Since its introduction in 2013, the Captur has been the biggest-selling car in the ever-expanding small SUV segment. That’s quite some achievement when you remember just how many newer, talented rivals have appeared in the four years since then. The Captur has always had a lot going for it though, not least exceptionally handsome good looks. It’s based on the same chassis as the Clio, so that means it’s decent (if not perhaps exceptional) to drive, it’s reasonably roomy in the back and boot and overall build quality and reliability are good too. No wonder so many families are switching out of traditional hatchbacks and saloons.
The Captur is pretty well equipped as standard, and although Renault has kept tweaking and altering the range as it’s gone along, the basics are still the same. An entry-level Expression model comes with all you really need — air conditioning, Bluetooth phone connection, alloy wheels, cruise control and keyless entry and ignition (although not everyone’s keen on the credit-card-style key).
Move up to a Dynamique model and you get climate control, a seven-inch touchscreen with Renault’s R-Link media system (a bit fiddly, but quite useful), bigger alloys and contrast-colour roof. That roof colour thing has become a Captur signature, but beware as some colour combos are a bit garish, and if you get it wrong, you might hurt the resale value.
Top spec Signature models come with leather, premium sound system and extra safety features such as blind spot warning. Actually, on the safety front, it’s worth remembering that Renault has consistently been one of the best-performing brands ever in the Euro NCAP crash test programme, and the Captur scored a maximum five-star rating when it was tested in 2013.
Engine choices are basically limited to the 1.5 dCi diesel (familiar from a whole host of other cars from the Megane to the Nissan Qashqai) and the 900cc three-cylinder TCe petrol turbo.
Generally speaking, we’d suggest that the petrol turbo three-cylinder is the one to go for, but that does limit your search a little as, unsurprisingly given the current motor tax system, most Irish buyers have gone for diesel since the Captur made its debut here. That’s a shame, as the 900cc engine is willing, has decent power, good fuel consumption and only costs an extra €20 or so a year in motor tax. Given that there’s nearly a €2,000 price gap between the two engines (when new) it certainly seems like the better option to us. That said, the diesel is impressively economical, and has mid-range thrust that is great for long motorway journeys. Just watch for blown turbos and problems with the exhaust gas recirculation valve, and on all models be wary of electrical issues, especially with the key-card and the ignition system.
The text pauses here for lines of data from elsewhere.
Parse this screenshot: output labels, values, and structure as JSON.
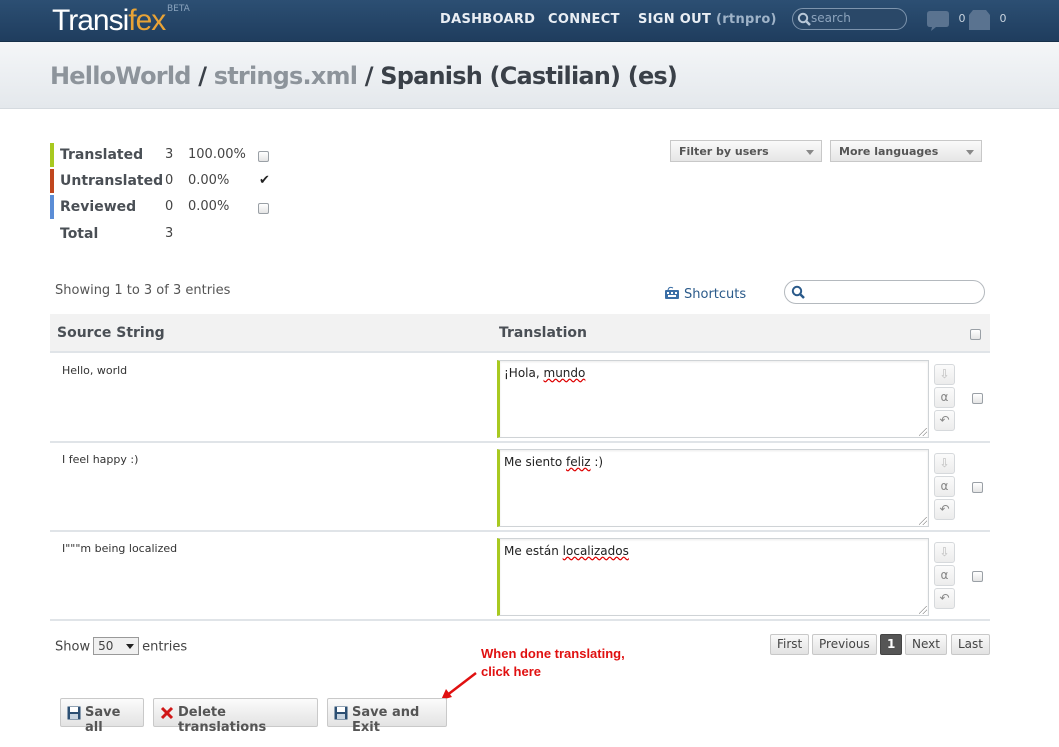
{
  "header": {
    "logo_main": "Transi",
    "logo_accent": "fex",
    "beta": "BETA",
    "nav": {
      "dashboard": "DASHBOARD",
      "connect": "CONNECT",
      "signout": "SIGN OUT",
      "user": "(rtnpro)"
    },
    "search_placeholder": "search",
    "notifications_count": "0",
    "messages_count": "0"
  },
  "breadcrumb": {
    "project": "HelloWorld",
    "sep1": "/",
    "resource": "strings.xml",
    "sep2": "/",
    "language": "Spanish (Castilian) (es)"
  },
  "stats": [
    {
      "label": "Translated",
      "count": "3",
      "percent": "100.00%",
      "checked": false,
      "color": "#a8c920"
    },
    {
      "label": "Untranslated",
      "count": "0",
      "percent": "0.00%",
      "checked": true,
      "color": "#c0461e"
    },
    {
      "label": "Reviewed",
      "count": "0",
      "percent": "0.00%",
      "checked": false,
      "color": "#5b8dd6"
    },
    {
      "label": "Total",
      "count": "3"
    }
  ],
  "filters": {
    "users": "Filter by users",
    "languages": "More languages"
  },
  "table": {
    "showing": "Showing 1 to 3 of 3 entries",
    "shortcuts": "Shortcuts",
    "col_source": "Source String",
    "col_translation": "Translation",
    "rows": [
      {
        "source": "Hello, world",
        "pre": "¡Hola, ",
        "word": "mundo",
        "post": ""
      },
      {
        "source": "I feel happy :)",
        "pre": "Me siento ",
        "word": "feliz",
        "post": " :)"
      },
      {
        "source": "I\"\"\"m being localized",
        "pre": "Me están ",
        "word": "localizados",
        "post": ""
      }
    ]
  },
  "footer": {
    "show": "Show",
    "entries_value": "50",
    "entries": "entries",
    "pagination": {
      "first": "First",
      "previous": "Previous",
      "current": "1",
      "next": "Next",
      "last": "Last"
    },
    "note_line1": "When done translating,",
    "note_line2": "click here",
    "save_all": "Save all",
    "delete": "Delete translations",
    "save_exit": "Save and Exit"
  },
  "colors": {
    "accent_green": "#a8c920",
    "header_blue": "#1f3d5e",
    "note_red": "#e01010"
  }
}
The best trim to go for is definitely Dynamique, as it comes with the all-important touchscreen and the desirable contrast-colour roof.
Renault Captur 1.5 dCi
Engine: 1.5-litre four-cylinder turbodiesel
Maximum speed: 170km/h
0-100km/h: 13.4 seconds
Fuel consumption: 3.7 litres/100km
• Really good looking
• Comfy interior
• Frugal engines
• Small-ish rear seats and boot
• Some cheap cabin parts
• Some colour combos are gaudy
As with most of its rivals, the Captur does represent a compromise, and a similarly-priced Megane is a more sensible car all-round. But the style and appeal of the Captur is hard to beat, it comes with good engines, a pleasant interior and is reasonably well-built. No wonder we buy so many of them.